This is probably one of the most unexpected and exciting making-of I’ve seen, and if you’re only going to read this one sentence, I’ll make it crystal clear: I think every filmmaker and every actor should watch it.
‘The Two Faces of January‘ is an adaptation from Patricia Highsmith crime novel, written and directed by Hossein Amini (Drive, Snow White and the Huntsmen, The Wings of the Dove). Amini’s brother, Hassan Amini, took it upon himself to shoot a making-of but with a very different take on the genre.
Along with John Lopez, Hassan Amini followed the full production of ‘The Two Faces of January‘, shooting behind-the-scenes in a cinema vérité style: almost no interviews, a chronological narration that intercuts footage on set with final scenes from the movie, the whole thing brilliantly edited over the film’s score.
It took me a while to click on the video link Amini sent me because I was genuinely scared of its running time. After 3 minutes in, I was hooked, 5 minutes in and I had to stop to email Amini and ask him if I could share it and if he would agree to write about his experience. I finished the full making-of with the wonder in the eyes, and I have a feeling some of you might fell under the spell too.
Hassan Amini on ‘The Two Faces of January’s Making-of:
“In 2012 my brother started production on his directorial debut ‘The Two Faces of January’.
The shoot was scheduled to last over fifty days with over half of it shot on location in Greece and Turkey. I went along to offer moral support and help save money by shooting the b-roll.
I’ve always been a fan of behind the scenes docs and here was my chance to make one.
Since my job was to shoot the b-roll I decided to film as much of the mechanics of the scenes as I could and then structure the doc around the film’s most basic narrative. Or that was the intention anyway.
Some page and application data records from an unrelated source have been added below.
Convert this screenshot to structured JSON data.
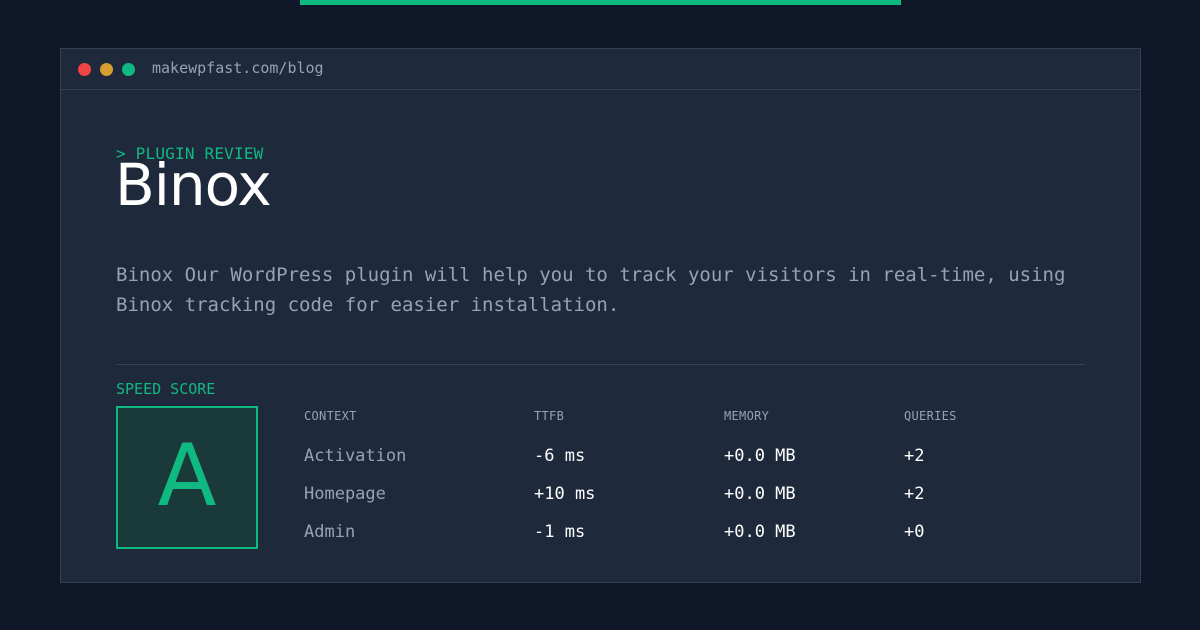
{
  "browser": {
    "url": "makewpfast.com/blog"
  },
  "post": {
    "eyebrow": "> PLUGIN REVIEW",
    "title": "Binox",
    "description": "Binox Our WordPress plugin will help you to track your visitors in real-time, using Binox tracking code for easier installation."
  },
  "speed": {
    "label": "SPEED SCORE",
    "grade": "A"
  },
  "table": {
    "headers": [
      "CONTEXT",
      "TTFB",
      "MEMORY",
      "QUERIES"
    ],
    "rows": [
      [
        "Activation",
        "-6 ms",
        "+0.0 MB",
        "+2"
      ],
      [
        "Homepage",
        "+10 ms",
        "+0.0 MB",
        "+2"
      ],
      [
        "Admin",
        "-1 ms",
        "+0.0 MB",
        "+0"
      ]
    ]
  },
  "colors": {
    "background": "#0f1729",
    "panel": "#1e293b",
    "accent": "#10b981",
    "muted_text": "#94a3b8",
    "window_close": "#ef4444",
    "window_minimize": "#d69e2e",
    "window_maximize": "#10b981"
  }
}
‘The Two Faces of January’ is a road movie so the constantly changing locations were a great help in trying to tell each scene differently. Every day there were new problems to solve against the most epic backdrops. (For anyone who hasn’t been to Crete I recommend it.)
Alberto Inglesias‘ score was inspiring, and the crew, the talent and my brother were all very generous to put up with me. The ADs will testify that I was a pain in the a***.
The project was shot on a single Panasonic GH2 by either myself or fellow filmmaker, John Lopez.
The rest of the kit consisted of a video tripod, a $30 shoulder stabilizer (useful but makes you look slightly ridiculous) and a bunch of slow and fast lenses, ranging from 20mm to 300mm.
For sound, we used a Beachtek box with an XLR Shotgun mic which was not entirely suitable and churned through batteries.
Below, for educational purposes only, is the result…”
What I LOVE about this making-of is that it captures so well the level of choreography that is involved in filmmaking. It’s one thing to know that everybody has a position and a function on a set, it’s another thing entirely to see it applied over time and on different locations at a certain scale, in front of your eyes.
And just like in a ballet, everybody evolves around the lead dancers, in lieu, Viggo Mortensen, Kirsten Dunst and Oscar Isaac. In ‘The Two Faces of January‘ making-of you basically get to be the silent mouse watching actors dealing with a wide range of scenes (from intimate to violent to crowded etc.), and a film being made.
I feel there is nothing I can say that will convey my enthusiasm for this making-of, so I’ll finish with this: watch the first 5 minutes, and if you find it boring, close the tab and voila.
To broadening our horizons: